  • Routine. By establishing fixed routines, you eliminate any mental effort devoted to scheduling and just get the work done. My first book included a section on the Power of Habit, and in fact my first book was written because I had created a habit for myself of writing for 15 minutes every day. Also, consistent writing makes it easier to keep going than constantly stopping and starting. Even just these last few sentences came easier than the first two sentences as I dusted off my brain and got to work. Be persistent, be consistent. Develop routines that yield good results.

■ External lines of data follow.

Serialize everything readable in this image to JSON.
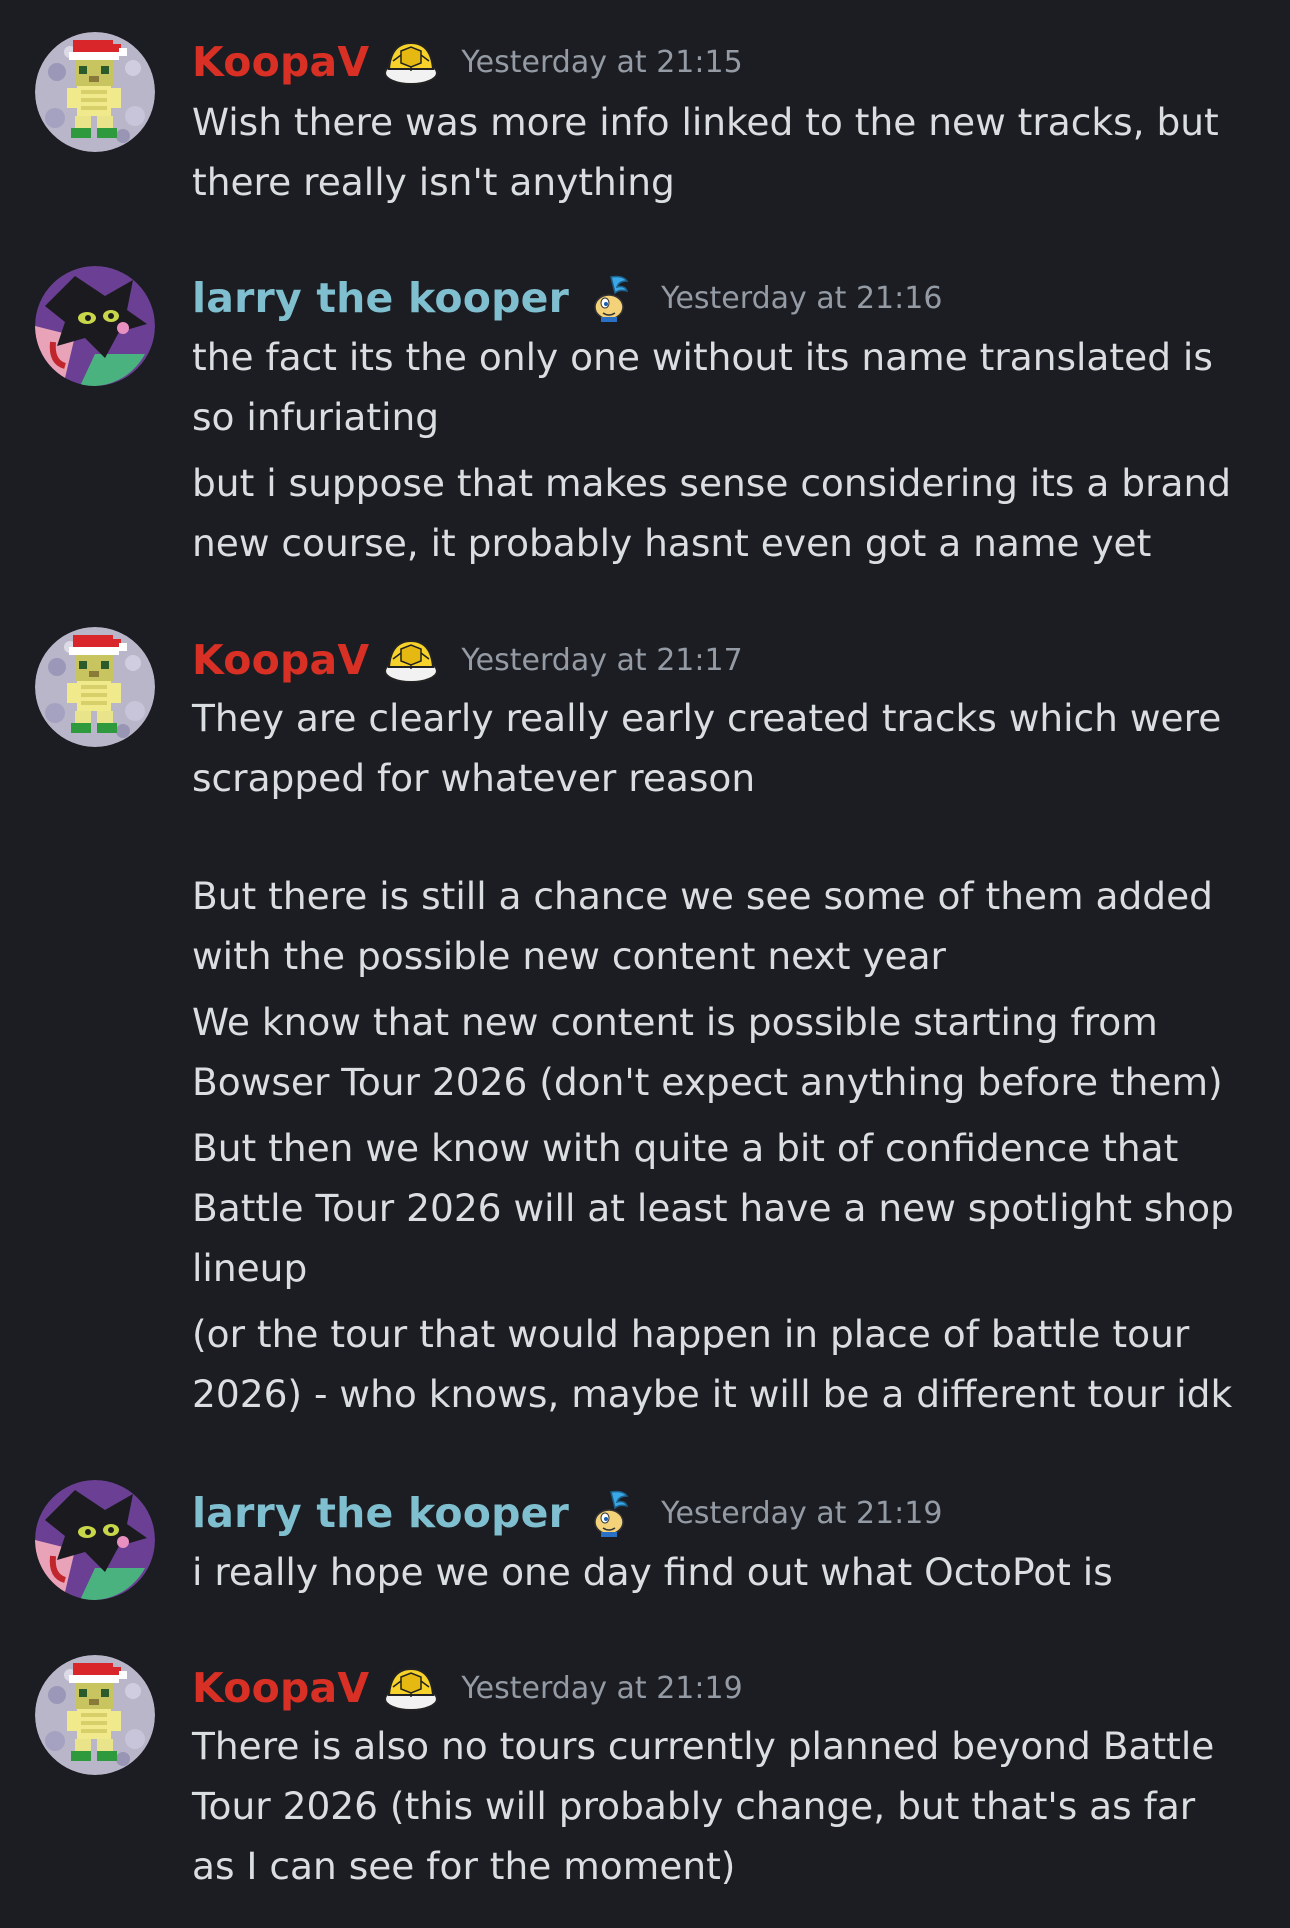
{
  "colors": {
    "background": "#1c1d22",
    "koopa_name": "#d93025",
    "larry_name": "#7fbfcf",
    "timestamp": "#949ba4",
    "text": "#dbdee1"
  },
  "messages": [
    {
      "author": "KoopaV",
      "author_color": "#d93025",
      "avatar_icon": "pixel-koopa-santa-hat-avatar",
      "badge_icon": "yellow-koopa-shell-icon",
      "timestamp": "Yesterday at 21:15",
      "paragraphs": [
        [
          "Wish there was more info linked to the new tracks, but",
          "there really isn't anything"
        ]
      ]
    },
    {
      "author": "larry the kooper",
      "author_color": "#7fbfcf",
      "avatar_icon": "dark-cat-creature-avatar",
      "badge_icon": "larry-koopa-icon",
      "timestamp": "Yesterday at 21:16",
      "paragraphs": [
        [
          "the fact its the only one without its name translated is",
          "so infuriating"
        ],
        [
          "but i suppose that makes sense considering its a brand",
          "new course, it probably hasnt even got a name yet"
        ]
      ]
    },
    {
      "author": "KoopaV",
      "author_color": "#d93025",
      "avatar_icon": "pixel-koopa-santa-hat-avatar",
      "badge_icon": "yellow-koopa-shell-icon",
      "timestamp": "Yesterday at 21:17",
      "paragraphs": [
        [
          "They are clearly really early created tracks which were",
          "scrapped for whatever reason",
          "",
          "But there is still a chance we see some of them added",
          "with the possible new content next year"
        ],
        [
          "We know that new content is possible starting from",
          "Bowser Tour 2026 (don't expect anything before them)"
        ],
        [
          "But then we know with quite a bit of confidence that",
          "Battle Tour 2026 will at least have a new spotlight shop",
          "lineup"
        ],
        [
          "(or the tour that would happen in place of battle tour",
          "2026) - who knows, maybe it will be a different tour idk"
        ]
      ]
    },
    {
      "author": "larry the kooper",
      "author_color": "#7fbfcf",
      "avatar_icon": "dark-cat-creature-avatar",
      "badge_icon": "larry-koopa-icon",
      "timestamp": "Yesterday at 21:19",
      "paragraphs": [
        [
          "i really hope we one day find out what OctoPot is"
        ]
      ]
    },
    {
      "author": "KoopaV",
      "author_color": "#d93025",
      "avatar_icon": "pixel-koopa-santa-hat-avatar",
      "badge_icon": "yellow-koopa-shell-icon",
      "timestamp": "Yesterday at 21:19",
      "paragraphs": [
        [
          "There is also no tours currently planned beyond Battle",
          "Tour 2026 (this will probably change, but that's as far",
          "as I can see for the moment)"
        ]
      ]
    }
  ]
}
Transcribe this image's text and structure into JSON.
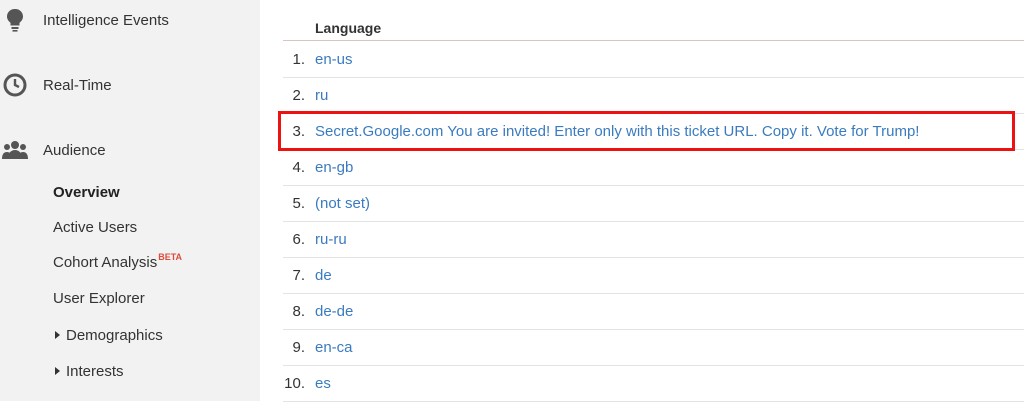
{
  "sidebar": {
    "main_items": [
      {
        "label": "Intelligence Events",
        "icon": "lightbulb-icon"
      },
      {
        "label": "Real-Time",
        "icon": "clock-icon"
      },
      {
        "label": "Audience",
        "icon": "people-icon"
      }
    ],
    "audience_items": [
      {
        "label": "Overview"
      },
      {
        "label": "Active Users"
      },
      {
        "label": "Cohort Analysis",
        "badge": "BETA"
      },
      {
        "label": "User Explorer"
      },
      {
        "label": "Demographics",
        "icon": "caret-right-icon"
      },
      {
        "label": "Interests",
        "icon": "caret-right-icon"
      }
    ]
  },
  "table": {
    "column_header": "Language",
    "rows": [
      {
        "num": "1.",
        "value": "en-us"
      },
      {
        "num": "2.",
        "value": "ru"
      },
      {
        "num": "3.",
        "value": "Secret.Google.com You are invited! Enter only with this ticket URL. Copy it. Vote for Trump!"
      },
      {
        "num": "4.",
        "value": "en-gb"
      },
      {
        "num": "5.",
        "value": "(not set)"
      },
      {
        "num": "6.",
        "value": "ru-ru"
      },
      {
        "num": "7.",
        "value": "de"
      },
      {
        "num": "8.",
        "value": "de-de"
      },
      {
        "num": "9.",
        "value": "en-ca"
      },
      {
        "num": "10.",
        "value": "es"
      }
    ]
  },
  "colors": {
    "link": "#3a7bbf",
    "highlight": "#ee1111",
    "sidebar_bg": "#f2f2f2",
    "beta": "#dd4b39"
  }
}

  • Sleep. More specifically, not sleeping too much. While I was working a real job, I was actually capable of operating normally on 5 or 6 hours of sleep a night. Since I haven’t had a normal job since July of last year, I haven’t had to wake up at any specific time. So, I didn’t. I would sleep in. And when I slept in, I would end up going to bed later, until eventually I’m sleeping until after noon on a regular basis and sometimes sleeping up to 10 hours a day. This was definitely something I needed to stop, so my solution was simple: I set up a new routine. I made a promise to myself that I would leave the house by 8:00 am every morning. It really didn’t matter where I went as long as I got myself up and out of bed and out the door. Sometimes I would just put on my shoes and walk around the neighborhood. Most times I would grab a chai tea latte and sit at a table at the mall near my house and do some reading, writing, and voice messaging. That routine actually was working great until I got sick.
  • Health. When I am physcially fit I am more mentally alert and capable as well. Years ago while my mother and I were full time caregivers for my grandmother I quit my gym membership. Years after that I aggravated a back injury and had to stop running. But if I let myself get too weak physically I also lose a lot of IQ points and have trouble with my mental concentration. So, with no gym and running off the table I started doing yoga just to keep myself somewhat fit–and lucid. I developed a new routine. I would do 15 minutes of yoga every day. In fact, just type in “15 minute yoga lower back workout” into YouTube and you can probably work out to some of the same videos that I do. It’ll be like we’re virtual gym buddies. (As an aside, I think I am finally well enough to start running again. Just last month I went for short jogs 3 nights in a row… until I got sick).
  • Forgiveness. Eventually something will happen that will knock you off your routine. I, for example, got sick and started sleeping in, stopped exercising, and stopped writing and talking to people (that last one wasn’t really my fault). When you make a mistake, you get lazy, you lose your momentum. But the simple fact that you feel guilty about your laziness means that you are a good person inside. Forgive yourself and move on. I could probably write an entire book on the subject of forgiveness alone, because I think it is one of the greatest shackles that we attach to ourselves that prevent us from moving on. Sometimes it’s forgiveness of someone else, but more often it’s forgiveness of ourselves. And the greater the expectations you have of yourself (once again, because you are a good person) usually the more brutal you are with yourself. Forgive yourself.
  • But not too much. Because even though I was sick, and even though I was lazy, my own hardships are always fairly trivial compared to what someone else is going through right now. So I don’t take my laziness lightly. Wasted time is never recovered. So forgive yourself, but pledge to do better next time.

So, back to my regular writing, regular posting, and for anyone who happens to be holding a glass of wine in their hand right this instant: “To your health.”

Do you sometimes feel discontent with your productivity? How do you handle laziness?